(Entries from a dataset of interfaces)
━━━━━━━━━━
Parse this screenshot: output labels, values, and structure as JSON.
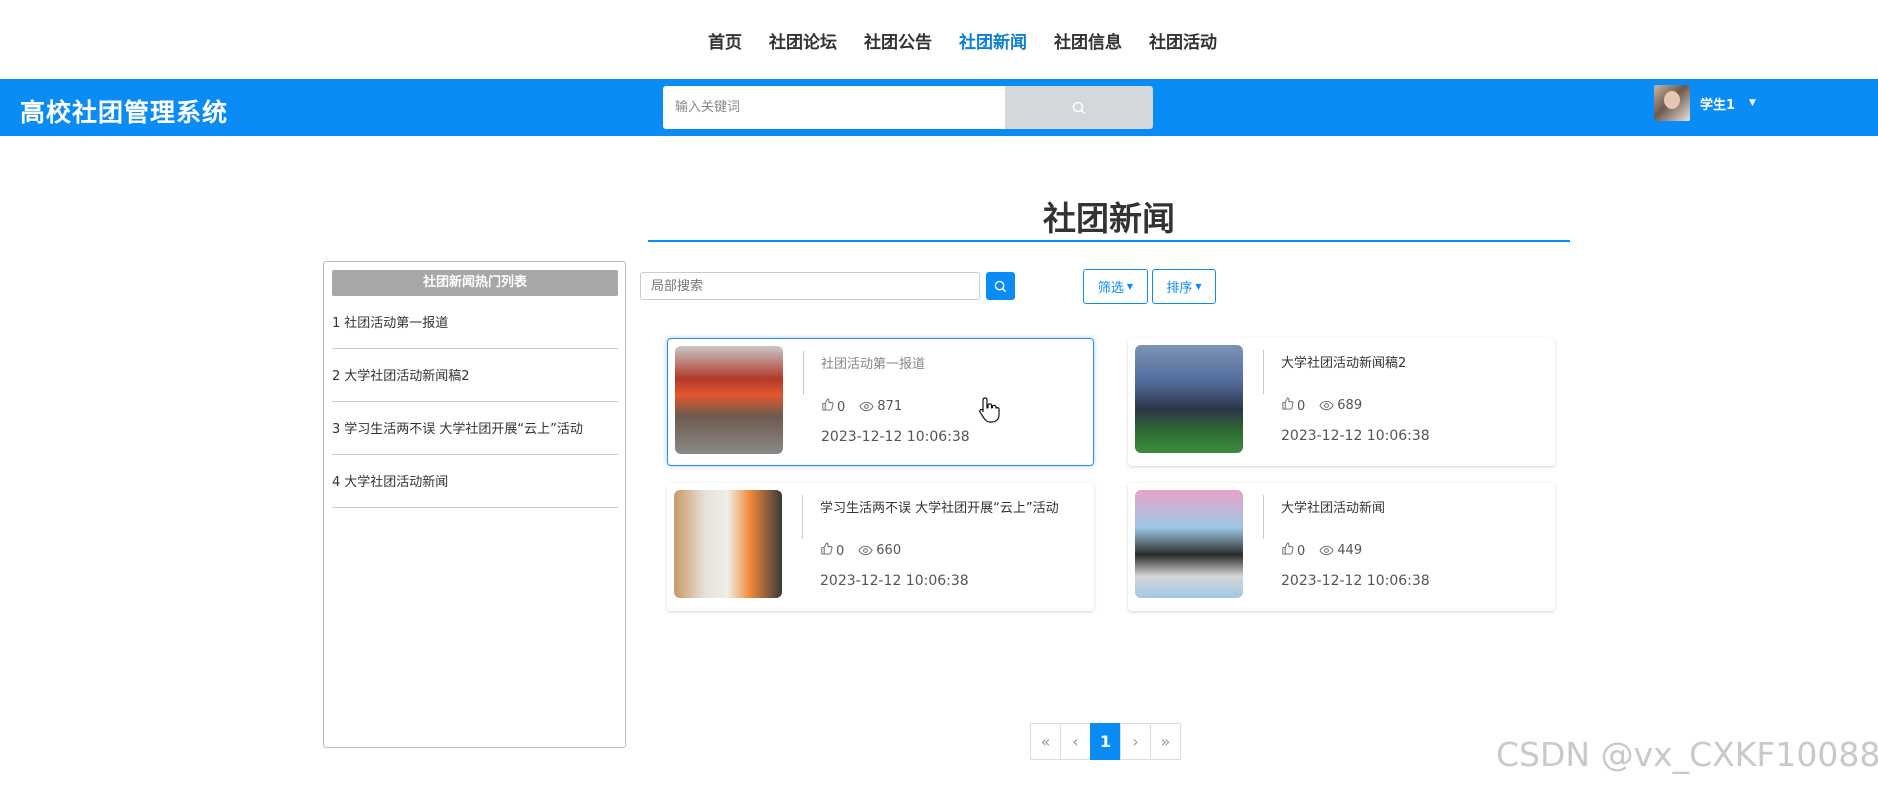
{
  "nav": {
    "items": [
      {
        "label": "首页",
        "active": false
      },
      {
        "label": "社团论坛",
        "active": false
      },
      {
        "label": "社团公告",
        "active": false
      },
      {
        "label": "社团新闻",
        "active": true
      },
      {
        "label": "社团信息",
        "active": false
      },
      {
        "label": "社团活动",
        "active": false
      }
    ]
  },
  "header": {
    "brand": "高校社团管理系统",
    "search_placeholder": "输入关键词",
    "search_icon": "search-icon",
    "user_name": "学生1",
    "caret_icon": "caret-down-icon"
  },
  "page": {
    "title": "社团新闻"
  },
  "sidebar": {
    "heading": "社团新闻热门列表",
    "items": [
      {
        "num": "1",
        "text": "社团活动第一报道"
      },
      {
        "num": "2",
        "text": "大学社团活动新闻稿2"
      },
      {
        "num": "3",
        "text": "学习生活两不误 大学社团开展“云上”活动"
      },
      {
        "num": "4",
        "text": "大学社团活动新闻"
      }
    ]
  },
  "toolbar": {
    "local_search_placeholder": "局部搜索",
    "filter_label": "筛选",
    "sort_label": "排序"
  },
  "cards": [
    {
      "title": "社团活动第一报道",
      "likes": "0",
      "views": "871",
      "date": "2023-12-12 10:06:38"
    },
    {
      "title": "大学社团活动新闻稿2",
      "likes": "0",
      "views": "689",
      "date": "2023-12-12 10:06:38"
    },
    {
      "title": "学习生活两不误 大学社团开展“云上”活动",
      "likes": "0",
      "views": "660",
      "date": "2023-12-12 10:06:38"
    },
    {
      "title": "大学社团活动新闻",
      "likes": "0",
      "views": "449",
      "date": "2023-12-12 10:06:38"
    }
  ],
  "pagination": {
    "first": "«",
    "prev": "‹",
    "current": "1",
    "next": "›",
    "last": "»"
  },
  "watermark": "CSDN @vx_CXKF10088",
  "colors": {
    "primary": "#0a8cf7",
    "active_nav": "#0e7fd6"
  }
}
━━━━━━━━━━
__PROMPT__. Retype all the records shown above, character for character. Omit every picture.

__EXERCISE RESPONSE__.
Parse this screenshot: output labels, values, and structure as JSON.
{
  "nav": {
    "items": [
      {
        "label": "首页",
        "active": false
      },
      {
        "label": "社团论坛",
        "active": false
      },
      {
        "label": "社团公告",
        "active": false
      },
      {
        "label": "社团新闻",
        "active": true
      },
      {
        "label": "社团信息",
        "active": false
      },
      {
        "label": "社团活动",
        "active": false
      }
    ]
  },
  "header": {
    "brand": "高校社团管理系统",
    "search_placeholder": "输入关键词",
    "search_icon": "search-icon",
    "user_name": "学生1",
    "caret_icon": "caret-down-icon"
  },
  "page": {
    "title": "社团新闻"
  },
  "sidebar": {
    "heading": "社团新闻热门列表",
    "items": [
      {
        "num": "1",
        "text": "社团活动第一报道"
      },
      {
        "num": "2",
        "text": "大学社团活动新闻稿2"
      },
      {
        "num": "3",
        "text": "学习生活两不误 大学社团开展“云上”活动"
      },
      {
        "num": "4",
        "text": "大学社团活动新闻"
      }
    ]
  },
  "toolbar": {
    "local_search_placeholder": "局部搜索",
    "filter_label": "筛选",
    "sort_label": "排序"
  },
  "cards": [
    {
      "title": "社团活动第一报道",
      "likes": "0",
      "views": "871",
      "date": "2023-12-12 10:06:38"
    },
    {
      "title": "大学社团活动新闻稿2",
      "likes": "0",
      "views": "689",
      "date": "2023-12-12 10:06:38"
    },
    {
      "title": "学习生活两不误 大学社团开展“云上”活动",
      "likes": "0",
      "views": "660",
      "date": "2023-12-12 10:06:38"
    },
    {
      "title": "大学社团活动新闻",
      "likes": "0",
      "views": "449",
      "date": "2023-12-12 10:06:38"
    }
  ],
  "pagination": {
    "first": "«",
    "prev": "‹",
    "current": "1",
    "next": "›",
    "last": "»"
  },
  "watermark": "CSDN @vx_CXKF10088",
  "colors": {
    "primary": "#0a8cf7",
    "active_nav": "#0e7fd6"
  }
}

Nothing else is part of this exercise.